Every night I asked, “When will this end, Lord?”
First Sem, 2007-2008
I wasn’t done exploring the room when I heard something stir in the opposite corner. There were already people sleeping. I walked slowly to take a look at the beds, curious who my new roommates were.
In the midst of the investigation, the fact didn’t sink in completely yet: Mac, Ronnie, and Al were no longer admitted because of the new dorm policy. In a way, it was an answered prayer. He was out, finally. For a time I looked forward to more peaceful nights and was actually excited. It was a chance to retrieve my original desk, by bed space, and my favorite sockets. But on the other hand, I was saddened—I’ll definitely miss the others.
I saw the first one sleeping on the bed above mine. Adroel, he’d tell me two days later—his name’s Adroel. Later on I would learn that he sleeps at irregular hours, usually during most of the day, and can withstand hours and hours and hours of watching movies on his newly-acquired laptop. Very polite and respectful, he’d always say sorry whenever he dropped his phone in my bed during times when he did sleep. Plays a great selection of songs, too, and listens to this radio program where people call and talk—live on air—of their love problems. The last topic was, “Did you ever commit suicide because of love?” How corny can you get.
The second is Felix, just as polite as Adroel. There’s always a bright smile on his face the moment he wakes up. He’s the renaissance sports man—plays well in basketball, volleyball, table tennis, badminton, which makes me wonder if he’s good in rhythmic gymnastics, too. I watch a lot of movies on my PC with him, usually after I’m done reviewing for tomorrow’s exam. Before we’d begin, I’d give him instructions: turn the PC off if and when I fall asleep, which happens 20 minutes after the movie has started. Perhaps he’ll never forget me for the things I often tell him, usually during corny movie scenes: enjoy your single-hood before you decide to marry, marry a sweet, bright, godly girl, and don’t iron your future wife’s face when you get angry. Nuggets of wisdom from yours truly—maybe I should right a book?
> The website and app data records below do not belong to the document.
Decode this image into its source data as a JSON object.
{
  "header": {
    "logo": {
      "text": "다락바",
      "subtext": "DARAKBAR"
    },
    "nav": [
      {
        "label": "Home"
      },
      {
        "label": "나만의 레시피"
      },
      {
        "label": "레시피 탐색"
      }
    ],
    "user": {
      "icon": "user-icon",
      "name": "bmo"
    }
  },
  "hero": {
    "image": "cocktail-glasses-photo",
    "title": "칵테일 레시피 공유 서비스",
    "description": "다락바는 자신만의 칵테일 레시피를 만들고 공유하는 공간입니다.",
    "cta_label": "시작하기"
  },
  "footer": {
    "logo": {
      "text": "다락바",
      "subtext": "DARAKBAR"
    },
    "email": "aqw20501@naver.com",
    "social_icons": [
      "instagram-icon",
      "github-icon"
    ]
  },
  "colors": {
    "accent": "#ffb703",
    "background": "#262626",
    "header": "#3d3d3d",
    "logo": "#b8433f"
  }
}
The third is Clinton. Yes, that Clinton. He used to live in the room beside mine in Kalayaan. A great guy, too, albeit corny. One of his friends told me, “Ibang klase ‘yang si Clint. Gawin lang singkit ang poste at lagyan mo ng skirt, maiinlab na ‘yan.”
As I write this, the rain just keeps falling, without regret nor restraint, washing the dirt and dust and grime of the previous sunny days. The coolness helps in my thinking. All the sounds I hear are the dripping water, the staccato of my keyboard, the electric fan in full blast, but the loudest of them all—the echoing memories of the past three years.